* _THE TASK_
Output all the data below verbatim.

* _GIVEN INFORMATION_
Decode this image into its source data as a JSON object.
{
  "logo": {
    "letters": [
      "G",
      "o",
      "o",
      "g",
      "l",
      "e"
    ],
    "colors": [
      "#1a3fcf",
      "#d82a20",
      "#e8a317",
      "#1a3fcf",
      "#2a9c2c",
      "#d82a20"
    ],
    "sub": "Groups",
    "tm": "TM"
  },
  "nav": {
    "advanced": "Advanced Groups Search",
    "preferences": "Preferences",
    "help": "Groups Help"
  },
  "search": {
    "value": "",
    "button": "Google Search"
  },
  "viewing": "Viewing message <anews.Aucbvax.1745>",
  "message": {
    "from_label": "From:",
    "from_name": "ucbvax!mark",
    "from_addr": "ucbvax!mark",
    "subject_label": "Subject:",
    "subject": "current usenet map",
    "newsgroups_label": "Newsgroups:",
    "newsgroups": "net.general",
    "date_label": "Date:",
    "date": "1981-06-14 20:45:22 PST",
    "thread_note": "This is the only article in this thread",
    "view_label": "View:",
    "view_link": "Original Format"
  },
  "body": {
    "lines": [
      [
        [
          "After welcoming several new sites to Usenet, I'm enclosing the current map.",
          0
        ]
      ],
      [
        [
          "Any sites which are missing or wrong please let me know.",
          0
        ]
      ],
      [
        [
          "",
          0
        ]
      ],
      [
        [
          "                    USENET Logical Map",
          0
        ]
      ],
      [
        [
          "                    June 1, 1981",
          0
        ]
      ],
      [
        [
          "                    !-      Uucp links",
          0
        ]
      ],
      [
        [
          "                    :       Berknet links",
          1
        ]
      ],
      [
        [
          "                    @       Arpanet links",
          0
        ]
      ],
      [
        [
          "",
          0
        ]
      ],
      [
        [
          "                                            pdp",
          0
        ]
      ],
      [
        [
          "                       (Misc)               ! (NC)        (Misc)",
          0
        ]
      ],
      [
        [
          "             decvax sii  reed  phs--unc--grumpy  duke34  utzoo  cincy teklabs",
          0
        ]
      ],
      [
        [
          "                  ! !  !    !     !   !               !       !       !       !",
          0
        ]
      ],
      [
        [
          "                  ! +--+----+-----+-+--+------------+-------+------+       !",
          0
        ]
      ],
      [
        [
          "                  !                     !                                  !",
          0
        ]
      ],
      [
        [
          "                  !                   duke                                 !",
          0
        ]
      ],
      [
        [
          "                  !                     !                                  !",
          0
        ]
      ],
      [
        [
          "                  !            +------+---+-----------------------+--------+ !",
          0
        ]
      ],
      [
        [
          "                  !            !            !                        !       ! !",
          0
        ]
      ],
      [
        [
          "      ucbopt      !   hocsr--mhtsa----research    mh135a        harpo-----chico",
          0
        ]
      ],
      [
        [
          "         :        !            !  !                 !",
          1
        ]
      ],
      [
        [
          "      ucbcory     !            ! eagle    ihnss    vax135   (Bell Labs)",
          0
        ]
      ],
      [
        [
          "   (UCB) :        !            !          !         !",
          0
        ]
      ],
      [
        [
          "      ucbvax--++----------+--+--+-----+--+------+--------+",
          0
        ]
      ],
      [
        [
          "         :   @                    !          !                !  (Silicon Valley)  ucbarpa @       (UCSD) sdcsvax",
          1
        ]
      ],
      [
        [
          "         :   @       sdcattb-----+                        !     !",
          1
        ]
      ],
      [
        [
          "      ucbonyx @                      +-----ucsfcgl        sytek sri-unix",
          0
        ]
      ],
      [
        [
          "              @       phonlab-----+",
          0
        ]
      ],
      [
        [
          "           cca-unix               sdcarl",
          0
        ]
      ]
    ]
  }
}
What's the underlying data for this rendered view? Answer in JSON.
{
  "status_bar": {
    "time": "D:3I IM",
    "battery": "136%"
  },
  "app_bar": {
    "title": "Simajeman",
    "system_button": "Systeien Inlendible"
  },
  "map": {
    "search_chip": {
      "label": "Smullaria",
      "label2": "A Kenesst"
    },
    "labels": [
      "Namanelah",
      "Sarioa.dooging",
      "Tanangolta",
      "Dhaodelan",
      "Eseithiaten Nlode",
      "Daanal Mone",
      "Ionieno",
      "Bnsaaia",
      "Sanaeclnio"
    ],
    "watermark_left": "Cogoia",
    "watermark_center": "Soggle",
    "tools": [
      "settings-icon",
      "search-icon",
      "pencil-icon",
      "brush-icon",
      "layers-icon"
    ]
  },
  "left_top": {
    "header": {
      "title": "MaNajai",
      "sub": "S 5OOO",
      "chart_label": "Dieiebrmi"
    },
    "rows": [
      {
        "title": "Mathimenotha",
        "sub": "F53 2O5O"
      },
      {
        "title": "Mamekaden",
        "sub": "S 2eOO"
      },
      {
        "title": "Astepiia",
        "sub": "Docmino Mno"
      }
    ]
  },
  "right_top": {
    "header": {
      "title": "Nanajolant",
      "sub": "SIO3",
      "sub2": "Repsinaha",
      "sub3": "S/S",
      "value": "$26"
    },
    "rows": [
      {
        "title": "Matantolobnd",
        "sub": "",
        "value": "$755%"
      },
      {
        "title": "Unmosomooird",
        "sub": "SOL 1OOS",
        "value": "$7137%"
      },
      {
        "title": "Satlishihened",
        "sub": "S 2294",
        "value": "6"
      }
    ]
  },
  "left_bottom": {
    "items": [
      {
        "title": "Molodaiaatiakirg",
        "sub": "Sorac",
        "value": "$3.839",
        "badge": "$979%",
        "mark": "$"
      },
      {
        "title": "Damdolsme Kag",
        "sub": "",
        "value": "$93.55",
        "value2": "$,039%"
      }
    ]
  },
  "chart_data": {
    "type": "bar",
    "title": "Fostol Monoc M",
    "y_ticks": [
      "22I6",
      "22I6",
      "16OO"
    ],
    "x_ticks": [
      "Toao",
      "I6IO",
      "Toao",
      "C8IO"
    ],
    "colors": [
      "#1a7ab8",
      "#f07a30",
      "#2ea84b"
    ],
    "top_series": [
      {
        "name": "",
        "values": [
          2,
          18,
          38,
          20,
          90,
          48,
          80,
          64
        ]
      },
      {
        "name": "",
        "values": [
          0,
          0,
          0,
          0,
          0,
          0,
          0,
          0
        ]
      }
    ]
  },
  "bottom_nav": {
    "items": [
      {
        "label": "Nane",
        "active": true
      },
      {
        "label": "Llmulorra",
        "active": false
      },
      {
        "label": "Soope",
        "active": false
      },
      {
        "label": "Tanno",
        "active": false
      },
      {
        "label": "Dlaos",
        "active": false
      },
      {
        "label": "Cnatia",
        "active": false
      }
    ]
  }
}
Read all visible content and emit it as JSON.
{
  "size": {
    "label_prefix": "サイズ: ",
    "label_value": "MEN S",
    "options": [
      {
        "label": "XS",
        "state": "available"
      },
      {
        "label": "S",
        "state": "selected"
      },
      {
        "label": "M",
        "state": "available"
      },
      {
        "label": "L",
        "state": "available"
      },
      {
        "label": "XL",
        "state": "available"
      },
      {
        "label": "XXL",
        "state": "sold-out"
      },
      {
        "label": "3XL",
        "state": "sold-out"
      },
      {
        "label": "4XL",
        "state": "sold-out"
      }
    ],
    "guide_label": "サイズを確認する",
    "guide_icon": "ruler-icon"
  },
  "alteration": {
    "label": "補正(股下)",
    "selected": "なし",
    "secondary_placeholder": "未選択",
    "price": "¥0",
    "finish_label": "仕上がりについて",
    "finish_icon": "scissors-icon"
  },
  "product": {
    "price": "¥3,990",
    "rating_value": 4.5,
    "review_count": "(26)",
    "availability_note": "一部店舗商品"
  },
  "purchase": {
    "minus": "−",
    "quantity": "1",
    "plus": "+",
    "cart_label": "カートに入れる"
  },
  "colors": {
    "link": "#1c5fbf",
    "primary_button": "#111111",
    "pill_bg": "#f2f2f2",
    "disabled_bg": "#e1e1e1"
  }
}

* _RESULT OF THIS TASK_
Decode this image into its source data as a JSON object.
{
  "logo": {
    "letters": [
      "G",
      "o",
      "o",
      "g",
      "l",
      "e"
    ],
    "colors": [
      "#1a3fcf",
      "#d82a20",
      "#e8a317",
      "#1a3fcf",
      "#2a9c2c",
      "#d82a20"
    ],
    "sub": "Groups",
    "tm": "TM"
  },
  "nav": {
    "advanced": "Advanced Groups Search",
    "preferences": "Preferences",
    "help": "Groups Help"
  },
  "search": {
    "value": "",
    "button": "Google Search"
  },
  "viewing": "Viewing message <anews.Aucbvax.1745>",
  "message": {
    "from_label": "From:",
    "from_name": "ucbvax!mark",
    "from_addr": "ucbvax!mark",
    "subject_label": "Subject:",
    "subject": "current usenet map",
    "newsgroups_label": "Newsgroups:",
    "newsgroups": "net.general",
    "date_label": "Date:",
    "date": "1981-06-14 20:45:22 PST",
    "thread_note": "This is the only article in this thread",
    "view_label": "View:",
    "view_link": "Original Format"
  },
  "body": {
    "lines": [
      [
        [
          "After welcoming several new sites to Usenet, I'm enclosing the current map.",
          0
        ]
      ],
      [
        [
          "Any sites which are missing or wrong please let me know.",
          0
        ]
      ],
      [
        [
          "",
          0
        ]
      ],
      [
        [
          "                    USENET Logical Map",
          0
        ]
      ],
      [
        [
          "                    June 1, 1981",
          0
        ]
      ],
      [
        [
          "                    !-      Uucp links",
          0
        ]
      ],
      [
        [
          "                    :       Berknet links",
          1
        ]
      ],
      [
        [
          "                    @       Arpanet links",
          0
        ]
      ],
      [
        [
          "",
          0
        ]
      ],
      [
        [
          "                                            pdp",
          0
        ]
      ],
      [
        [
          "                       (Misc)               ! (NC)        (Misc)",
          0
        ]
      ],
      [
        [
          "             decvax sii  reed  phs--unc--grumpy  duke34  utzoo  cincy teklabs",
          0
        ]
      ],
      [
        [
          "                  ! !  !    !     !   !               !       !       !       !",
          0
        ]
      ],
      [
        [
          "                  ! +--+----+-----+-+--+------------+-------+------+       !",
          0
        ]
      ],
      [
        [
          "                  !                     !                                  !",
          0
        ]
      ],
      [
        [
          "                  !                   duke                                 !",
          0
        ]
      ],
      [
        [
          "                  !                     !                                  !",
          0
        ]
      ],
      [
        [
          "                  !            +------+---+-----------------------+--------+ !",
          0
        ]
      ],
      [
        [
          "                  !            !            !                        !       ! !",
          0
        ]
      ],
      [
        [
          "      ucbopt      !   hocsr--mhtsa----research    mh135a        harpo-----chico",
          0
        ]
      ],
      [
        [
          "         :        !            !  !                 !",
          1
        ]
      ],
      [
        [
          "      ucbcory     !            ! eagle    ihnss    vax135   (Bell Labs)",
          0
        ]
      ],
      [
        [
          "   (UCB) :        !            !          !         !",
          0
        ]
      ],
      [
        [
          "      ucbvax--++----------+--+--+-----+--+------+--------+",
          0
        ]
      ],
      [
        [
          "         :   @                    !          !                !  (Silicon Valley)  ucbarpa @       (UCSD) sdcsvax",
          1
        ]
      ],
      [
        [
          "         :   @       sdcattb-----+                        !     !",
          1
        ]
      ],
      [
        [
          "      ucbonyx @                      +-----ucsfcgl        sytek sri-unix",
          0
        ]
      ],
      [
        [
          "              @       phonlab-----+",
          0
        ]
      ],
      [
        [
          "           cca-unix               sdcarl",
          0
        ]
      ]
    ]
  }
}
What's the underlying data for this rendered view? Answer in JSON.
{
  "status_bar": {
    "time": "D:3I IM",
    "battery": "136%"
  },
  "app_bar": {
    "title": "Simajeman",
    "system_button": "Systeien Inlendible"
  },
  "map": {
    "search_chip": {
      "label": "Smullaria",
      "label2": "A Kenesst"
    },
    "labels": [
      "Namanelah",
      "Sarioa.dooging",
      "Tanangolta",
      "Dhaodelan",
      "Eseithiaten Nlode",
      "Daanal Mone",
      "Ionieno",
      "Bnsaaia",
      "Sanaeclnio"
    ],
    "watermark_left": "Cogoia",
    "watermark_center": "Soggle",
    "tools": [
      "settings-icon",
      "search-icon",
      "pencil-icon",
      "brush-icon",
      "layers-icon"
    ]
  },
  "left_top": {
    "header": {
      "title": "MaNajai",
      "sub": "S 5OOO",
      "chart_label": "Dieiebrmi"
    },
    "rows": [
      {
        "title": "Mathimenotha",
        "sub": "F53 2O5O"
      },
      {
        "title": "Mamekaden",
        "sub": "S 2eOO"
      },
      {
        "title": "Astepiia",
        "sub": "Docmino Mno"
      }
    ]
  },
  "right_top": {
    "header": {
      "title": "Nanajolant",
      "sub": "SIO3",
      "sub2": "Repsinaha",
      "sub3": "S/S",
      "value": "$26"
    },
    "rows": [
      {
        "title": "Matantolobnd",
        "sub": "",
        "value": "$755%"
      },
      {
        "title": "Unmosomooird",
        "sub": "SOL 1OOS",
        "value": "$7137%"
      },
      {
        "title": "Satlishihened",
        "sub": "S 2294",
        "value": "6"
      }
    ]
  },
  "left_bottom": {
    "items": [
      {
        "title": "Molodaiaatiakirg",
        "sub": "Sorac",
        "value": "$3.839",
        "badge": "$979%",
        "mark": "$"
      },
      {
        "title": "Damdolsme Kag",
        "sub": "",
        "value": "$93.55",
        "value2": "$,039%"
      }
    ]
  },
  "chart_data": {
    "type": "bar",
    "title": "Fostol Monoc M",
    "y_ticks": [
      "22I6",
      "22I6",
      "16OO"
    ],
    "x_ticks": [
      "Toao",
      "I6IO",
      "Toao",
      "C8IO"
    ],
    "colors": [
      "#1a7ab8",
      "#f07a30",
      "#2ea84b"
    ],
    "top_series": [
      {
        "name": "",
        "values": [
          2,
          18,
          38,
          20,
          90,
          48,
          80,
          64
        ]
      },
      {
        "name": "",
        "values": [
          0,
          0,
          0,
          0,
          0,
          0,
          0,
          0
        ]
      }
    ]
  },
  "bottom_nav": {
    "items": [
      {
        "label": "Nane",
        "active": true
      },
      {
        "label": "Llmulorra",
        "active": false
      },
      {
        "label": "Soope",
        "active": false
      },
      {
        "label": "Tanno",
        "active": false
      },
      {
        "label": "Dlaos",
        "active": false
      },
      {
        "label": "Cnatia",
        "active": false
      }
    ]
  }
}
Read all visible content and emit it as JSON.
{
  "size": {
    "label_prefix": "サイズ: ",
    "label_value": "MEN S",
    "options": [
      {
        "label": "XS",
        "state": "available"
      },
      {
        "label": "S",
        "state": "selected"
      },
      {
        "label": "M",
        "state": "available"
      },
      {
        "label": "L",
        "state": "available"
      },
      {
        "label": "XL",
        "state": "available"
      },
      {
        "label": "XXL",
        "state": "sold-out"
      },
      {
        "label": "3XL",
        "state": "sold-out"
      },
      {
        "label": "4XL",
        "state": "sold-out"
      }
    ],
    "guide_label": "サイズを確認する",
    "guide_icon": "ruler-icon"
  },
  "alteration": {
    "label": "補正(股下)",
    "selected": "なし",
    "secondary_placeholder": "未選択",
    "price": "¥0",
    "finish_label": "仕上がりについて",
    "finish_icon": "scissors-icon"
  },
  "product": {
    "price": "¥3,990",
    "rating_value": 4.5,
    "review_count": "(26)",
    "availability_note": "一部店舗商品"
  },
  "purchase": {
    "minus": "−",
    "quantity": "1",
    "plus": "+",
    "cart_label": "カートに入れる"
  },
  "colors": {
    "link": "#1c5fbf",
    "primary_button": "#111111",
    "pill_bg": "#f2f2f2",
    "disabled_bg": "#e1e1e1"
  }
}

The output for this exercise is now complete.